We need to do a better job ensuring the technical requirements and relational connections are hardwired into the workflow so clinicians can learn, collaborate and contribute in real time, and target the specific needs of their population. Point of Care Decision Support (PCDS) believes that connecting the point of care team to actionable, specialty-focused information promotes analytic approaches to best practices, patient engagement and systems-supported collaborative efforts as a vital part of patient safety and value across systems of care. By combining real-time intelligence, the latest disease management tools and interoperability, PCDS gives clinicians the technical and relational connections they need to merge patient data with the best evidence, and to construct a personalized patient point of care therapy program while focusing on total patient and population health risk reduction.
Developing strategic partnerships that engage clinicians at the point of care and implementing decision support technology that can facilitate focused technical and relational connections are strategic levers to accelerate understanding of what constitutes “best care,” detect medical risks, generate cost savings and provide sustainable value. We want to hear about your experience collaborating with other like-minded clinicians through networks to leverage change locally and across your network of care. What were the challenges you face leading from the point of care?
Healthcare ITNews. (2018, June 8). Data analytics: Leveraging analytics and EHRs to power better healthcare. Retrieved from http://www.healthcareitnews.com/news/data-analytics-leveraging-analytics-and-ehrs-power-better-healthcare
Institute of Medicine (IOM). (2007). The learning healthcare system: Workshop summary. Washington, DC: National Academies Press.
Institute of Medicine (IOM). (2011a). Clinical practice guidelines we can trust. Washington, D.C.: National Academies Press.

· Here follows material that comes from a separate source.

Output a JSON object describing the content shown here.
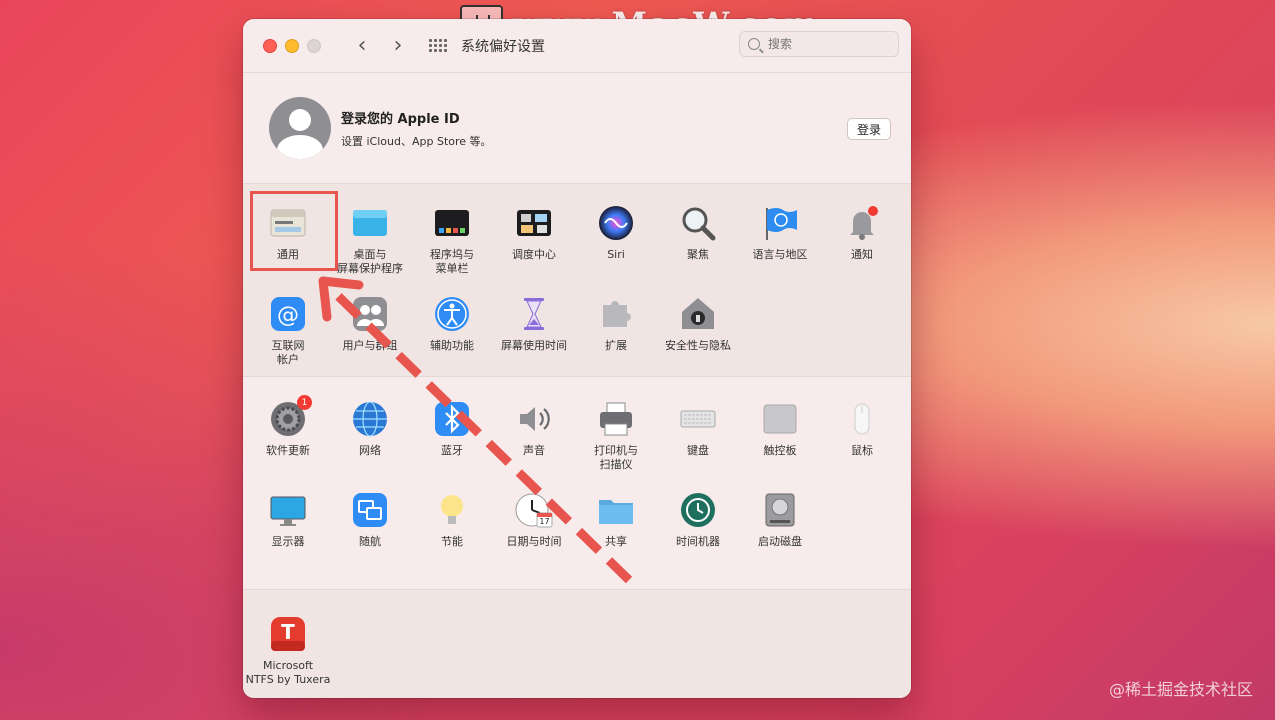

Institute of Medicine (IOM). (2011b).The learning health system and its innovation collaboratives: Update report.Washington, D.C.: National Academies Press
McHugh, M. C., Harvey, J. B., Aseyev, D., Alexander, J. A., Beich, J., Scanlon, D. P. (2012). Approaches to improving healthcare delivery by multi-stakeholder alliances.American Journal of Managed Care, 18, S156-162. Retrieved fromhttp://search.ebscohost.com
Peden, C. (2018, April 25). A New Way to Engage Physicians. Retrieved from http://www.ihi.org